### The problem
Pictures are to be dropped from the copy. Retype the listing exactly.

═════ Provided data ═════

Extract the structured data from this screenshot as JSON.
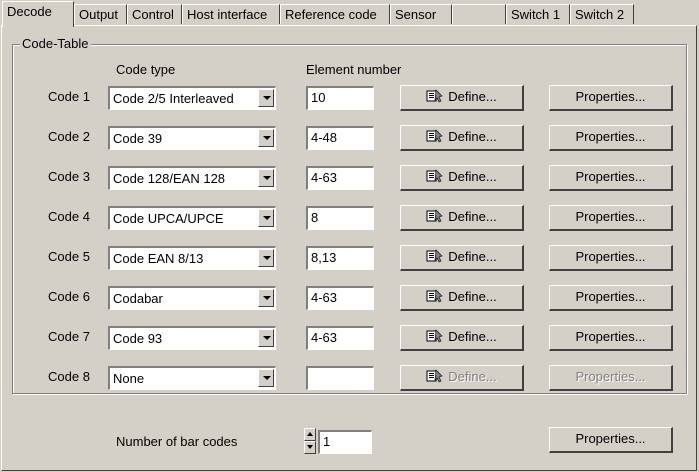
{
  "tabs": [
    "Decode",
    "Output",
    "Control",
    "Host interface",
    "Reference code",
    "Sensor",
    "",
    "Switch 1",
    "Switch 2"
  ],
  "group_title": "Code-Table",
  "headers": {
    "code_type": "Code type",
    "element_number": "Element number"
  },
  "rows": [
    {
      "label": "Code 1",
      "type": "Code 2/5 Interleaved",
      "elements": "10",
      "define": "Define...",
      "properties": "Properties...",
      "enabled": true
    },
    {
      "label": "Code 2",
      "type": "Code 39",
      "elements": "4-48",
      "define": "Define...",
      "properties": "Properties...",
      "enabled": true
    },
    {
      "label": "Code 3",
      "type": "Code 128/EAN 128",
      "elements": "4-63",
      "define": "Define...",
      "properties": "Properties...",
      "enabled": true
    },
    {
      "label": "Code 4",
      "type": "Code UPCA/UPCE",
      "elements": "8",
      "define": "Define...",
      "properties": "Properties...",
      "enabled": true
    },
    {
      "label": "Code 5",
      "type": "Code EAN 8/13",
      "elements": "8,13",
      "define": "Define...",
      "properties": "Properties...",
      "enabled": true
    },
    {
      "label": "Code 6",
      "type": "Codabar",
      "elements": "4-63",
      "define": "Define...",
      "properties": "Properties...",
      "enabled": true
    },
    {
      "label": "Code 7",
      "type": "Code 93",
      "elements": "4-63",
      "define": "Define...",
      "properties": "Properties...",
      "enabled": true
    },
    {
      "label": "Code 8",
      "type": "None",
      "elements": "",
      "define": "Define...",
      "properties": "Properties...",
      "enabled": false
    }
  ],
  "bar_codes": {
    "label": "Number of bar codes",
    "value": "1",
    "properties": "Properties..."
  },
  "icons": {
    "define": "define-icon",
    "spin_up": "spin-up-icon",
    "spin_down": "spin-down-icon"
  }
}
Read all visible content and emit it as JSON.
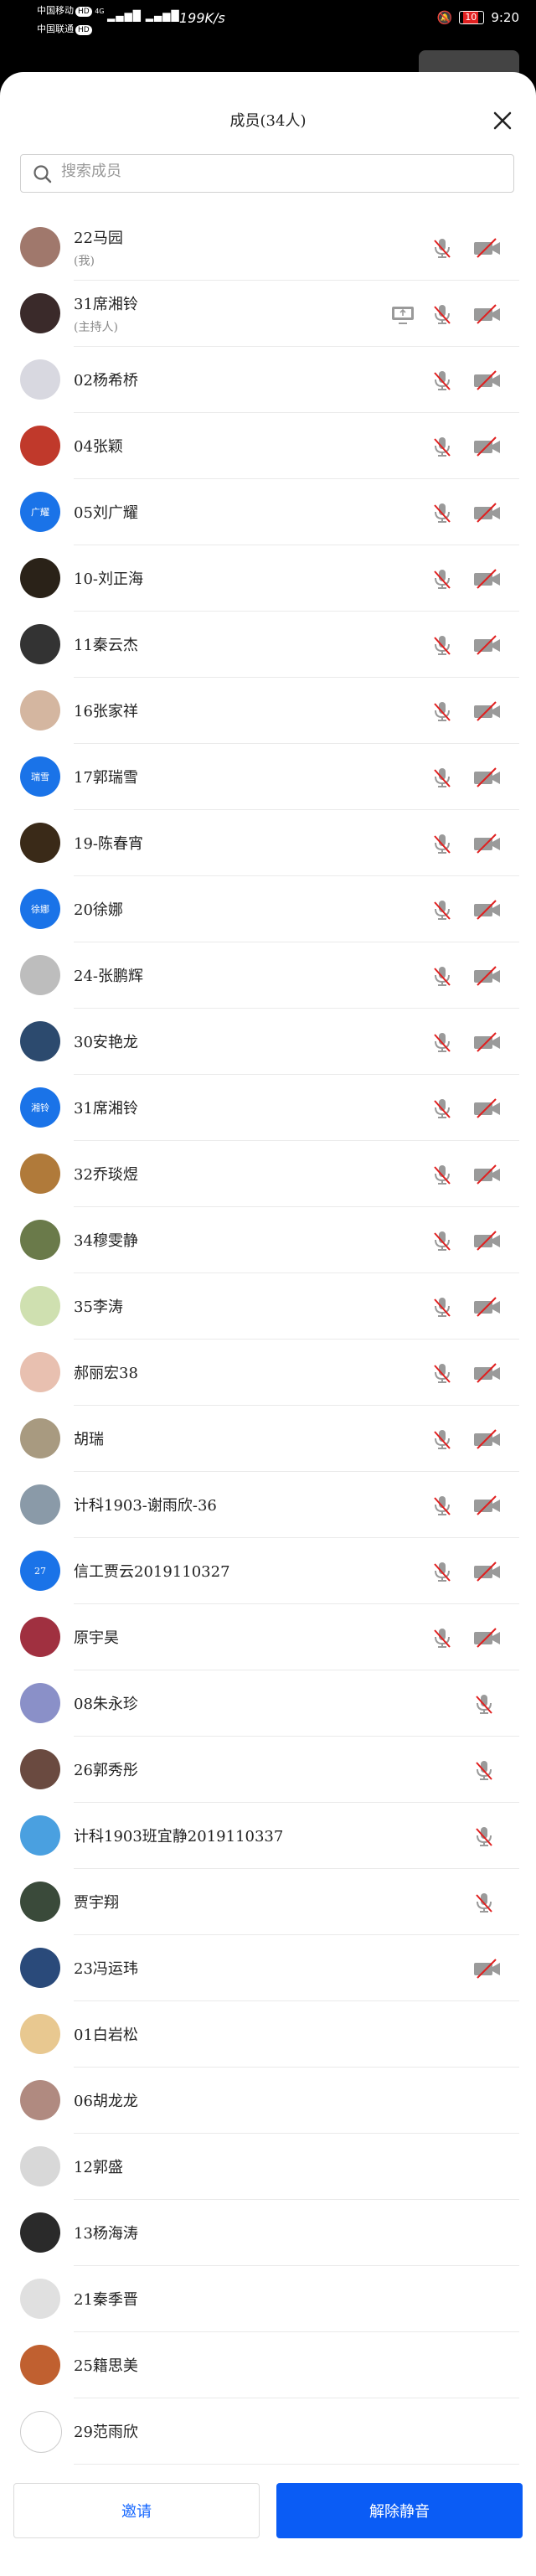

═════

### Written reply
Extract the structured data from this screenshot as JSON.
{
  "tabs": [
    "Decode",
    "Output",
    "Control",
    "Host interface",
    "Reference code",
    "Sensor",
    "",
    "Switch 1",
    "Switch 2"
  ],
  "group_title": "Code-Table",
  "headers": {
    "code_type": "Code type",
    "element_number": "Element number"
  },
  "rows": [
    {
      "label": "Code 1",
      "type": "Code 2/5 Interleaved",
      "elements": "10",
      "define": "Define...",
      "properties": "Properties...",
      "enabled": true
    },
    {
      "label": "Code 2",
      "type": "Code 39",
      "elements": "4-48",
      "define": "Define...",
      "properties": "Properties...",
      "enabled": true
    },
    {
      "label": "Code 3",
      "type": "Code 128/EAN 128",
      "elements": "4-63",
      "define": "Define...",
      "properties": "Properties...",
      "enabled": true
    },
    {
      "label": "Code 4",
      "type": "Code UPCA/UPCE",
      "elements": "8",
      "define": "Define...",
      "properties": "Properties...",
      "enabled": true
    },
    {
      "label": "Code 5",
      "type": "Code EAN 8/13",
      "elements": "8,13",
      "define": "Define...",
      "properties": "Properties...",
      "enabled": true
    },
    {
      "label": "Code 6",
      "type": "Codabar",
      "elements": "4-63",
      "define": "Define...",
      "properties": "Properties...",
      "enabled": true
    },
    {
      "label": "Code 7",
      "type": "Code 93",
      "elements": "4-63",
      "define": "Define...",
      "properties": "Properties...",
      "enabled": true
    },
    {
      "label": "Code 8",
      "type": "None",
      "elements": "",
      "define": "Define...",
      "properties": "Properties...",
      "enabled": false
    }
  ],
  "bar_codes": {
    "label": "Number of bar codes",
    "value": "1",
    "properties": "Properties..."
  },
  "icons": {
    "define": "define-icon",
    "spin_up": "spin-up-icon",
    "spin_down": "spin-down-icon"
  }
}
Read all visible content and emit it as JSON.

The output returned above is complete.